Aim of the exercise: Print the whole listing exactly as it appears, but skip the pictures.

Records for this task:
--- START ---

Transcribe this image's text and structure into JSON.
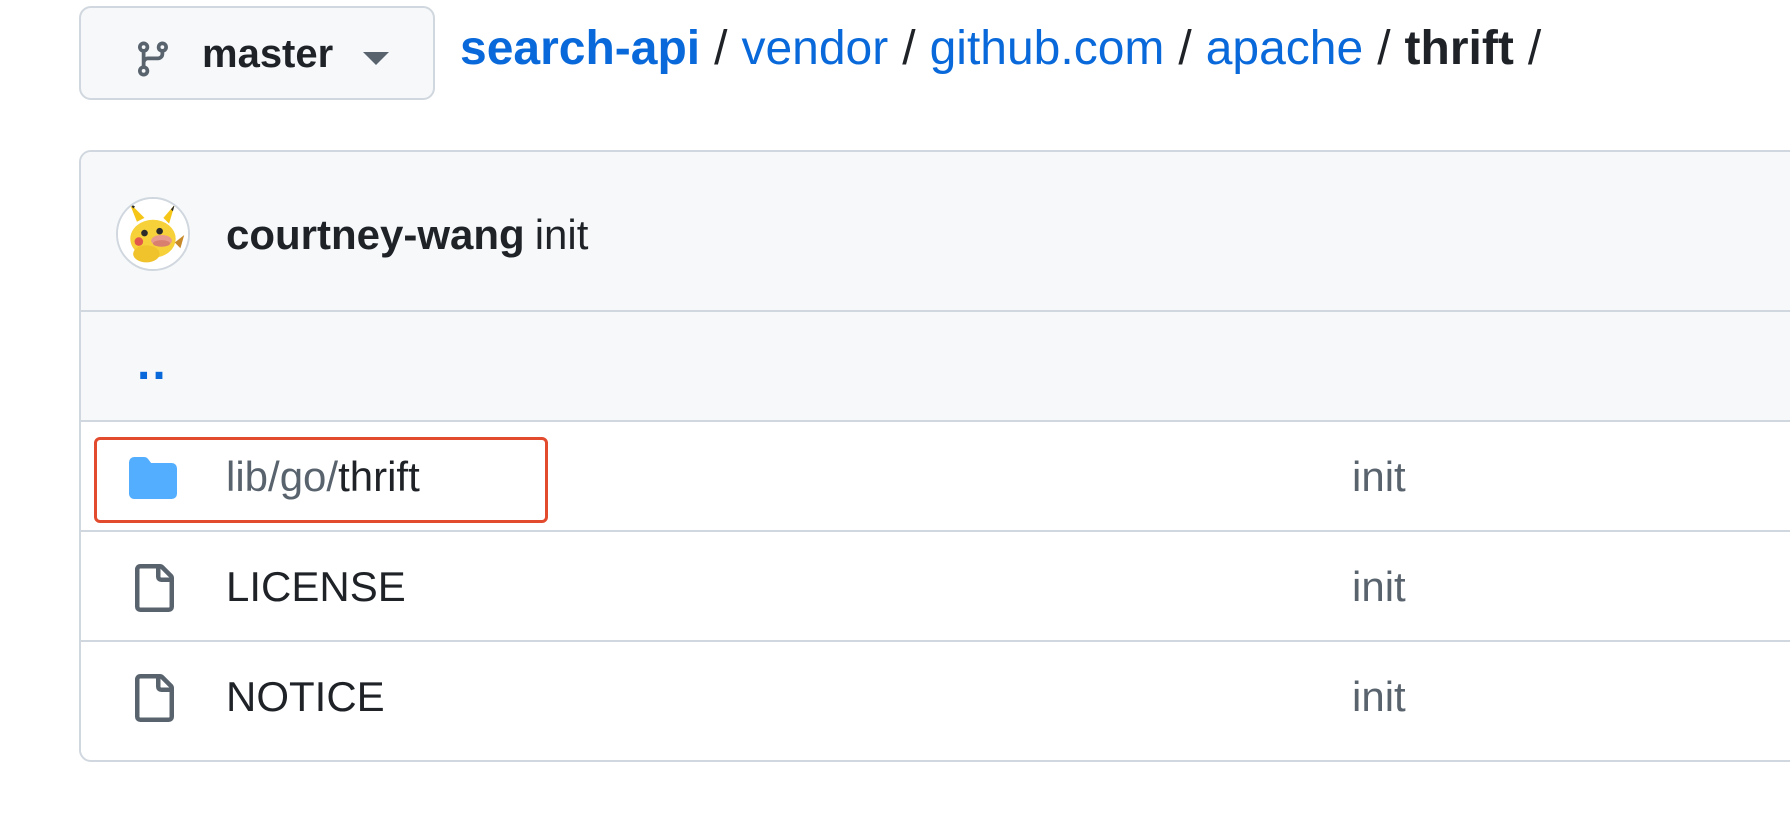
{
  "branch": {
    "name": "master",
    "icon": "git-branch-icon",
    "dropdown_icon": "triangle-down-icon"
  },
  "breadcrumb": {
    "repo": "search-api",
    "segments": [
      "vendor",
      "github.com",
      "apache"
    ],
    "current": "thrift",
    "separator": "/"
  },
  "commit": {
    "author": "courtney-wang",
    "message": "init",
    "avatar": "pikachu-avatar"
  },
  "files": {
    "parent_link": "..",
    "rows": [
      {
        "type": "directory",
        "icon": "folder-icon",
        "path_prefix": "lib/go/",
        "name": "thrift",
        "message": "init",
        "highlighted": true
      },
      {
        "type": "file",
        "icon": "file-icon",
        "path_prefix": "",
        "name": "LICENSE",
        "message": "init"
      },
      {
        "type": "file",
        "icon": "file-icon",
        "path_prefix": "",
        "name": "NOTICE",
        "message": "init"
      }
    ]
  },
  "colors": {
    "link": "#0969da",
    "text": "#1f2328",
    "muted": "#59636e",
    "border": "#d0d7de",
    "header_bg": "#f6f8fa",
    "folder": "#54aeff",
    "highlight": "#e34b2e"
  }
}
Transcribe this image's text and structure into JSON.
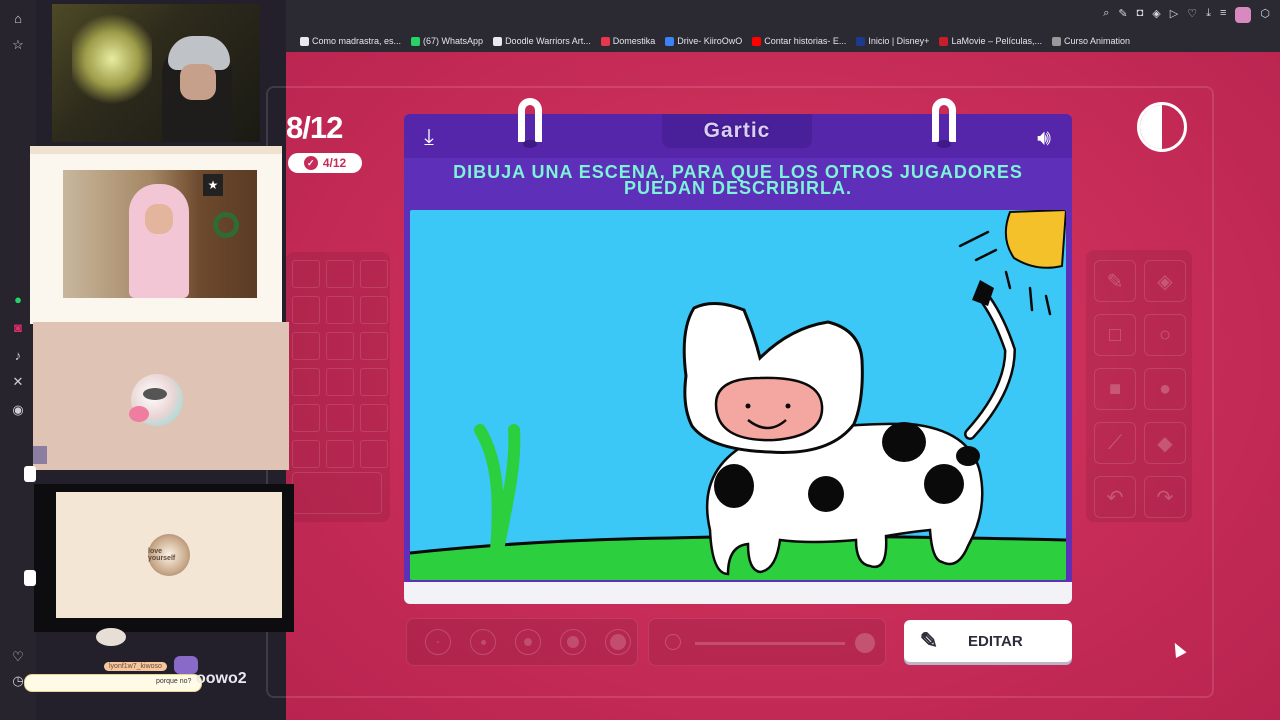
{
  "browser": {
    "bookmarks": [
      {
        "label": "Como madrastra, es...",
        "color": "#e8e8ee"
      },
      {
        "label": "(67) WhatsApp",
        "color": "#25d366"
      },
      {
        "label": "Doodle Warriors Art...",
        "color": "#e8e8ee"
      },
      {
        "label": "Domestika",
        "color": "#e8364c"
      },
      {
        "label": "Drive- KiiroOwO",
        "color": "#3b82f6"
      },
      {
        "label": "Contar historias- E...",
        "color": "#ff0000"
      },
      {
        "label": "Inicio | Disney+",
        "color": "#1d3b8c"
      },
      {
        "label": "LaMovie – Películas,...",
        "color": "#c81d2a"
      },
      {
        "label": "Curso Animation",
        "color": "#999999"
      }
    ]
  },
  "game": {
    "round_big": "8/12",
    "round_pill": "4/12",
    "logo": "Gartic",
    "prompt_line1": "DIBUJA UNA ESCENA, PARA QUE LOS OTROS JUGADORES",
    "prompt_line2": "PUEDAN DESCRIBIRLA.",
    "edit_label": "EDITAR"
  },
  "chat": {
    "user": "lyonf1w7_kiwoso",
    "message": "porque no?",
    "name_fragment": "oowo2"
  },
  "overlay": {
    "badge_text": "love yourself"
  },
  "colors": {
    "page_bg": "#c72c58",
    "board": "#5e2fb8",
    "canvas_sky": "#3bc8f6",
    "grass": "#2ccf3d",
    "prompt": "#7df3d8"
  }
}
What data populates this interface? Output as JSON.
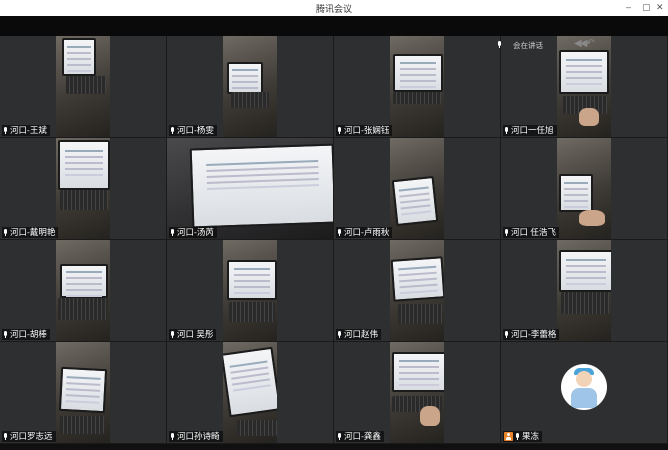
{
  "window": {
    "title": "腾讯会议",
    "minimize": "–",
    "maximize": "▢",
    "close": "✕"
  },
  "overlay": {
    "speaking_label": "会在讲话",
    "nav": "◀◀ ↶"
  },
  "participants": [
    {
      "name": "河口-王斌",
      "cam": "photo"
    },
    {
      "name": "河口-杨雯",
      "cam": "photo"
    },
    {
      "name": "河口-张娴钰",
      "cam": "photo"
    },
    {
      "name": "河口一任旭",
      "cam": "photo"
    },
    {
      "name": "河口-戴明艳",
      "cam": "photo"
    },
    {
      "name": "河口-汤芮",
      "cam": "wide"
    },
    {
      "name": "河口-卢雨秋",
      "cam": "photo"
    },
    {
      "name": "河口 任浩飞",
      "cam": "photo"
    },
    {
      "name": "河口-胡棒",
      "cam": "photo"
    },
    {
      "name": "河口 吴彤",
      "cam": "photo"
    },
    {
      "name": "河口赵伟",
      "cam": "photo"
    },
    {
      "name": "河口-李蕾格",
      "cam": "photo"
    },
    {
      "name": "河口罗志远",
      "cam": "photo"
    },
    {
      "name": "河口孙诗畸",
      "cam": "photo"
    },
    {
      "name": "河口-龚鑫",
      "cam": "photo"
    },
    {
      "name": "果冻",
      "cam": "avatar"
    }
  ]
}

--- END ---

Written solution:
Transcribe this image's text and structure into JSON.
{
  "branch": {
    "name": "master",
    "icon": "git-branch-icon",
    "dropdown_icon": "triangle-down-icon"
  },
  "breadcrumb": {
    "repo": "search-api",
    "segments": [
      "vendor",
      "github.com",
      "apache"
    ],
    "current": "thrift",
    "separator": "/"
  },
  "commit": {
    "author": "courtney-wang",
    "message": "init",
    "avatar": "pikachu-avatar"
  },
  "files": {
    "parent_link": "..",
    "rows": [
      {
        "type": "directory",
        "icon": "folder-icon",
        "path_prefix": "lib/go/",
        "name": "thrift",
        "message": "init",
        "highlighted": true
      },
      {
        "type": "file",
        "icon": "file-icon",
        "path_prefix": "",
        "name": "LICENSE",
        "message": "init"
      },
      {
        "type": "file",
        "icon": "file-icon",
        "path_prefix": "",
        "name": "NOTICE",
        "message": "init"
      }
    ]
  },
  "colors": {
    "link": "#0969da",
    "text": "#1f2328",
    "muted": "#59636e",
    "border": "#d0d7de",
    "header_bg": "#f6f8fa",
    "folder": "#54aeff",
    "highlight": "#e34b2e"
  }
}
Transcribe this image's text and structure into JSON.
{
  "browser": {
    "bookmarks": [
      {
        "label": "Como madrastra, es...",
        "color": "#e8e8ee"
      },
      {
        "label": "(67) WhatsApp",
        "color": "#25d366"
      },
      {
        "label": "Doodle Warriors Art...",
        "color": "#e8e8ee"
      },
      {
        "label": "Domestika",
        "color": "#e8364c"
      },
      {
        "label": "Drive- KiiroOwO",
        "color": "#3b82f6"
      },
      {
        "label": "Contar historias- E...",
        "color": "#ff0000"
      },
      {
        "label": "Inicio | Disney+",
        "color": "#1d3b8c"
      },
      {
        "label": "LaMovie – Películas,...",
        "color": "#c81d2a"
      },
      {
        "label": "Curso Animation",
        "color": "#999999"
      }
    ]
  },
  "game": {
    "round_big": "8/12",
    "round_pill": "4/12",
    "logo": "Gartic",
    "prompt_line1": "DIBUJA UNA ESCENA, PARA QUE LOS OTROS JUGADORES",
    "prompt_line2": "PUEDAN DESCRIBIRLA.",
    "edit_label": "EDITAR"
  },
  "chat": {
    "user": "lyonf1w7_kiwoso",
    "message": "porque no?",
    "name_fragment": "oowo2"
  },
  "overlay": {
    "badge_text": "love yourself"
  },
  "colors": {
    "page_bg": "#c72c58",
    "board": "#5e2fb8",
    "canvas_sky": "#3bc8f6",
    "grass": "#2ccf3d",
    "prompt": "#7df3d8"
  }
}
What data populates this interface? Output as JSON.
{
  "window": {
    "title": "腾讯会议",
    "minimize": "–",
    "maximize": "▢",
    "close": "✕"
  },
  "overlay": {
    "speaking_label": "会在讲话",
    "nav": "◀◀ ↶"
  },
  "participants": [
    {
      "name": "河口-王斌",
      "cam": "photo"
    },
    {
      "name": "河口-杨雯",
      "cam": "photo"
    },
    {
      "name": "河口-张娴钰",
      "cam": "photo"
    },
    {
      "name": "河口一任旭",
      "cam": "photo"
    },
    {
      "name": "河口-戴明艳",
      "cam": "photo"
    },
    {
      "name": "河口-汤芮",
      "cam": "wide"
    },
    {
      "name": "河口-卢雨秋",
      "cam": "photo"
    },
    {
      "name": "河口 任浩飞",
      "cam": "photo"
    },
    {
      "name": "河口-胡棒",
      "cam": "photo"
    },
    {
      "name": "河口 吴彤",
      "cam": "photo"
    },
    {
      "name": "河口赵伟",
      "cam": "photo"
    },
    {
      "name": "河口-李蕾格",
      "cam": "photo"
    },
    {
      "name": "河口罗志远",
      "cam": "photo"
    },
    {
      "name": "河口孙诗畸",
      "cam": "photo"
    },
    {
      "name": "河口-龚鑫",
      "cam": "photo"
    },
    {
      "name": "果冻",
      "cam": "avatar"
    }
  ]
}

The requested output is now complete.